What needs to be done:
Only a single number is expected: how many lines of the data hold the word "Rose".

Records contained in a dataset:
____________

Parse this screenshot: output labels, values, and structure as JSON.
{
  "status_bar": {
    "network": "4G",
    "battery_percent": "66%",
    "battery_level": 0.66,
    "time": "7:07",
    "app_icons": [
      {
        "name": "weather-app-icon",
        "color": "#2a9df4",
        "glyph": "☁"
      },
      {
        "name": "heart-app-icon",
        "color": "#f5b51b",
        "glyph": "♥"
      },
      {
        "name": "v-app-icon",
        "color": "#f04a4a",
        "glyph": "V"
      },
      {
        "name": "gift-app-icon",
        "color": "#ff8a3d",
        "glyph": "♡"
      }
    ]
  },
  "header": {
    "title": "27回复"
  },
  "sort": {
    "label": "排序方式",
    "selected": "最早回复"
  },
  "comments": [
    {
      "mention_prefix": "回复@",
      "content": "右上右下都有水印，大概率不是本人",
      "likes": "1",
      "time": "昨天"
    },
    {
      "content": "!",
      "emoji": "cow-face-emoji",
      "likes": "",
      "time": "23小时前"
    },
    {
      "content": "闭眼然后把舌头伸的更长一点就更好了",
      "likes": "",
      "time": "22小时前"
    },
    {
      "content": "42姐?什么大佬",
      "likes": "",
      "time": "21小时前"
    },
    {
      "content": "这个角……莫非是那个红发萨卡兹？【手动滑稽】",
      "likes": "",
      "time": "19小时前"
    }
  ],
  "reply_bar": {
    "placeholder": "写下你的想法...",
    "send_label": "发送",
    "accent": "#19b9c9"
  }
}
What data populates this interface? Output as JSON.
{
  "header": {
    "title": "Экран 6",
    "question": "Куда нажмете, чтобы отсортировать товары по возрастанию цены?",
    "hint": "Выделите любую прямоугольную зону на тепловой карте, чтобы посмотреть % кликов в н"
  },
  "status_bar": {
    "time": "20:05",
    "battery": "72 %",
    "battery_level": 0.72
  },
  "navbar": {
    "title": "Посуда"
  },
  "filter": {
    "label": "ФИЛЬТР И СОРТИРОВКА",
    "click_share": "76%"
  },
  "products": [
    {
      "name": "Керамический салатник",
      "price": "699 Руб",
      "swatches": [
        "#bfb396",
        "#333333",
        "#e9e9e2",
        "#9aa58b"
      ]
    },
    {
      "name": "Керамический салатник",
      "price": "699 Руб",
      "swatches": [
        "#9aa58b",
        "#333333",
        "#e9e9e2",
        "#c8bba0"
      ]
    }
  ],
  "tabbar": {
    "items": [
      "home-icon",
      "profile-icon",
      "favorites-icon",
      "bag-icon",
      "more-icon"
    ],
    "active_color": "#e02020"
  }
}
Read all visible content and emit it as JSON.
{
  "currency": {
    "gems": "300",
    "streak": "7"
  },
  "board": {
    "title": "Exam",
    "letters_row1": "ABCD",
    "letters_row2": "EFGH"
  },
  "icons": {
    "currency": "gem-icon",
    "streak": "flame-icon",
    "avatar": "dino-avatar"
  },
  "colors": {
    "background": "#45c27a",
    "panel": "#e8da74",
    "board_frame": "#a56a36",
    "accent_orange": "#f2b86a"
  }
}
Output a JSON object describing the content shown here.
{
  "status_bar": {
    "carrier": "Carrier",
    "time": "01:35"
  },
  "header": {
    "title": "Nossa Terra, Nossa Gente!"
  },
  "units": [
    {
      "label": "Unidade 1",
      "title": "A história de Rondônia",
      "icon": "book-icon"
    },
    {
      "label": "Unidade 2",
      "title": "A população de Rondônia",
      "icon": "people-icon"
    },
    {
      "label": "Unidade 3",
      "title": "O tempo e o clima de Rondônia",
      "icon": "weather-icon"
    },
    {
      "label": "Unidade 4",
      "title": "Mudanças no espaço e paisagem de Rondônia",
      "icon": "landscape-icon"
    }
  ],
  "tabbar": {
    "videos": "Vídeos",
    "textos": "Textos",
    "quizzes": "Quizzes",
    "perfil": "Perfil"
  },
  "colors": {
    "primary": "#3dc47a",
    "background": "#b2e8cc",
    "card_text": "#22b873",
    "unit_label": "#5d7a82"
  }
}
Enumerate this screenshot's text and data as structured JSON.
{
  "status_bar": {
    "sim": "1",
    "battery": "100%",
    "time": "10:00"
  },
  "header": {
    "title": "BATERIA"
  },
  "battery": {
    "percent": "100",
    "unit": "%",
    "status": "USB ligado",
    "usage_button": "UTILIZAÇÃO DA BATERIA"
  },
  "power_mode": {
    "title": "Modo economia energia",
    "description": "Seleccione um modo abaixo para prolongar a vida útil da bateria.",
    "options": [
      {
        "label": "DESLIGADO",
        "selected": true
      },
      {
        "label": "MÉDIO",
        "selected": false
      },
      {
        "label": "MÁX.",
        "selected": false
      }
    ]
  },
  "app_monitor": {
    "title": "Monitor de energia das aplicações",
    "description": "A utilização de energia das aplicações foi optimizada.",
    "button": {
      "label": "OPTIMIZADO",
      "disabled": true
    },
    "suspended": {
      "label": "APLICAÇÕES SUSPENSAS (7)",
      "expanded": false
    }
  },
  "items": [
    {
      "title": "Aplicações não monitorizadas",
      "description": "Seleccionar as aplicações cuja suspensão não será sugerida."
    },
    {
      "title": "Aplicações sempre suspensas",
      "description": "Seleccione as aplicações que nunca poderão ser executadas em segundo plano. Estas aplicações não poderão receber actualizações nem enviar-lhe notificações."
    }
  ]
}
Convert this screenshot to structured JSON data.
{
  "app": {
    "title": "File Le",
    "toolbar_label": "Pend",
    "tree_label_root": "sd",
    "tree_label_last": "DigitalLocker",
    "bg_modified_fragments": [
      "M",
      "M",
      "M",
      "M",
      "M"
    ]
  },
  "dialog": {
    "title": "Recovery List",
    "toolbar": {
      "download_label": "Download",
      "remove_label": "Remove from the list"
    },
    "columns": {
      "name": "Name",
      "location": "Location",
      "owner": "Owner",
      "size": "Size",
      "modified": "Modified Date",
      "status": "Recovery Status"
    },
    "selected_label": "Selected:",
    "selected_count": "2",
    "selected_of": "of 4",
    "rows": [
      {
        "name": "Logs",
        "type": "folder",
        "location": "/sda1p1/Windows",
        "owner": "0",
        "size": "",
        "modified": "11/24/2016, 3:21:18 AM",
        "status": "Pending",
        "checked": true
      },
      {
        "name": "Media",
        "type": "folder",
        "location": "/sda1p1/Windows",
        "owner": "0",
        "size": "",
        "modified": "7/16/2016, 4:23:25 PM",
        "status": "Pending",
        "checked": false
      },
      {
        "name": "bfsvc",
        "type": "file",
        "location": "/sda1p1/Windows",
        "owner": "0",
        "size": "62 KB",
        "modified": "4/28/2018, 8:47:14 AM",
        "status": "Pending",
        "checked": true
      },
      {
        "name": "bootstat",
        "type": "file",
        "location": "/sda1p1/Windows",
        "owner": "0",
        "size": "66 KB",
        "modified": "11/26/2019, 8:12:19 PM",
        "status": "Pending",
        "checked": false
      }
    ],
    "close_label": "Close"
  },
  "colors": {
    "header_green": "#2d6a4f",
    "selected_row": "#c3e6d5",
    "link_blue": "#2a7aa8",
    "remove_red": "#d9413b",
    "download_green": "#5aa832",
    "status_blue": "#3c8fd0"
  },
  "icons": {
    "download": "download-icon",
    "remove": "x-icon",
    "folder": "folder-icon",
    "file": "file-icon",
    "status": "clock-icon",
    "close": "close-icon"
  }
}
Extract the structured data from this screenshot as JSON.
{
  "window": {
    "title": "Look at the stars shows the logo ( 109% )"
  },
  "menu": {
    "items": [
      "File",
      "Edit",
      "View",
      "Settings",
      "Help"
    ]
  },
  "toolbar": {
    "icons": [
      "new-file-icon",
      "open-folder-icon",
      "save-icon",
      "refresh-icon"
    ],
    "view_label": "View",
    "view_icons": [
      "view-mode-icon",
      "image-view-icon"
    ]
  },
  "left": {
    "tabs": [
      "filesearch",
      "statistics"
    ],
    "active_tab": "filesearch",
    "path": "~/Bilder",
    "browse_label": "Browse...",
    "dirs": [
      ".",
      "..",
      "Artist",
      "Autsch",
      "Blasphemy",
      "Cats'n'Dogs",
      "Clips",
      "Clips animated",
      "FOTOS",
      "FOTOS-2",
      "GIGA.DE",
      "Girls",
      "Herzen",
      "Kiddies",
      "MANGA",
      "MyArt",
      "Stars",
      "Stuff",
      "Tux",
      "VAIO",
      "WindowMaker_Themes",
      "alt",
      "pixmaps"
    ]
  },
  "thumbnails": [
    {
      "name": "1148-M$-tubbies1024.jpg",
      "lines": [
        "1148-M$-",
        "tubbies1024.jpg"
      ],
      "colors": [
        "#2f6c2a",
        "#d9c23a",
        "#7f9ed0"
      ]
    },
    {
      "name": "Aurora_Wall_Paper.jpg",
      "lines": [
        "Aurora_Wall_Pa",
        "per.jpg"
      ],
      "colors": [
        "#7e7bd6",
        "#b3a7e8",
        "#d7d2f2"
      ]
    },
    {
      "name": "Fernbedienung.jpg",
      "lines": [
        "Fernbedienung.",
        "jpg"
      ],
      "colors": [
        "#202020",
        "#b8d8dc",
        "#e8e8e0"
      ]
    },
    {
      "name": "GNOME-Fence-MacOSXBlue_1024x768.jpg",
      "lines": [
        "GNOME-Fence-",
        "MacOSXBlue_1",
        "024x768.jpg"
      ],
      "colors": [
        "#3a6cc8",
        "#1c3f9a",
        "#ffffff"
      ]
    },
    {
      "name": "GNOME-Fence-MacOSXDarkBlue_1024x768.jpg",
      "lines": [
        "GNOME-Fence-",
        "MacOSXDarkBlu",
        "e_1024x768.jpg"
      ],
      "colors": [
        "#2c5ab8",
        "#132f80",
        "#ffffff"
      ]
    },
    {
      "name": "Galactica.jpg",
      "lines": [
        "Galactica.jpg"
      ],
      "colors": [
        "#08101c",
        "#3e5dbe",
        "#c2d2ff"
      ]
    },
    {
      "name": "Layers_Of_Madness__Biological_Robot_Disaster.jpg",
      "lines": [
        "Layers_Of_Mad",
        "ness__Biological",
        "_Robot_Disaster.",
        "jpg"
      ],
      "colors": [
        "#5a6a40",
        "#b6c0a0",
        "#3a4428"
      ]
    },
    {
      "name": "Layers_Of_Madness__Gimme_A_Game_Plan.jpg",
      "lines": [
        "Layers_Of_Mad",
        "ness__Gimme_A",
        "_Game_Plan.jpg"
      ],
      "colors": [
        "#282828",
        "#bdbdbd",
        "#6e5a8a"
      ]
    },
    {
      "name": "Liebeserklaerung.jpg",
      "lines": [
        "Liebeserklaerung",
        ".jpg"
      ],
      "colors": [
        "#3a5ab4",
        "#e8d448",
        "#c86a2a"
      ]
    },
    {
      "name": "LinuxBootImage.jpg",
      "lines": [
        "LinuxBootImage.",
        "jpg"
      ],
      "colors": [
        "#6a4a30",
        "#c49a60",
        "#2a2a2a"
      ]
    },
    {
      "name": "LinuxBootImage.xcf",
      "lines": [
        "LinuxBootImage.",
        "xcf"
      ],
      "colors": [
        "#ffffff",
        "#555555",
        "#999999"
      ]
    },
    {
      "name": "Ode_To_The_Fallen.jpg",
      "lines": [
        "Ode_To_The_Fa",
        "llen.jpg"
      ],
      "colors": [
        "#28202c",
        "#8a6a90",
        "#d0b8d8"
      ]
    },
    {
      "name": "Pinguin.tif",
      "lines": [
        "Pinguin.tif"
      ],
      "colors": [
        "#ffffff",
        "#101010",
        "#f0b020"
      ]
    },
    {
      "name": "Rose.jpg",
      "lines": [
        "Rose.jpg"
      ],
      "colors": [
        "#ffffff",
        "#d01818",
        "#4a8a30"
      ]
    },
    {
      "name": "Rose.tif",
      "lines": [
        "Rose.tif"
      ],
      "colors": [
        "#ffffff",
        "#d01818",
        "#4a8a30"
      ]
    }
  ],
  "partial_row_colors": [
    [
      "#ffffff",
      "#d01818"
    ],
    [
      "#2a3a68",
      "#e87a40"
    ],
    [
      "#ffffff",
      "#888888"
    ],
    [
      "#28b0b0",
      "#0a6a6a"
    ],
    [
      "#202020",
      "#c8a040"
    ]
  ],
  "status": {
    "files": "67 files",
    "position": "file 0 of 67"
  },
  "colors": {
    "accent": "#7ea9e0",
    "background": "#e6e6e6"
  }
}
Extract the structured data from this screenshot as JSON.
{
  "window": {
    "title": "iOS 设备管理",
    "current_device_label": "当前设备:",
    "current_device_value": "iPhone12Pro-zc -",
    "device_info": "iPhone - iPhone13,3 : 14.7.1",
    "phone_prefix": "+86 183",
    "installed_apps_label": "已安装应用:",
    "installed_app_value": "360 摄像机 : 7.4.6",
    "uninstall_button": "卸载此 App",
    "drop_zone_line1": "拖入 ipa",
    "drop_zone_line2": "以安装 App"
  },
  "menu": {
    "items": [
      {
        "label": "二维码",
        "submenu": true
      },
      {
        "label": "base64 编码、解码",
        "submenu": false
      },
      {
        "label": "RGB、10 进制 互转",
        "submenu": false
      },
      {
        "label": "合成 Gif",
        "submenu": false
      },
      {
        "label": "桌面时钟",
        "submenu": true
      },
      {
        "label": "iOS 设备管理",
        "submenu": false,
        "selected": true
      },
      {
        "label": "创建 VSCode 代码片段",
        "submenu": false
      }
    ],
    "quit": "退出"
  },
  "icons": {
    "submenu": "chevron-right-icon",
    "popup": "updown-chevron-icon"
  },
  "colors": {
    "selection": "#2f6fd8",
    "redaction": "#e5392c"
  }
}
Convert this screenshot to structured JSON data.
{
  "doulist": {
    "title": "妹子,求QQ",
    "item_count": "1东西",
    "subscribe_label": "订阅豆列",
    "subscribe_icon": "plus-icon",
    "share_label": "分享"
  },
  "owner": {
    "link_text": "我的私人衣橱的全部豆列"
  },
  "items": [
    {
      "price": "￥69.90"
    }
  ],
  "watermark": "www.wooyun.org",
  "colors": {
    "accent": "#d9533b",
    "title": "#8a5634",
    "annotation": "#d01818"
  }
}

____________

Task solution:
4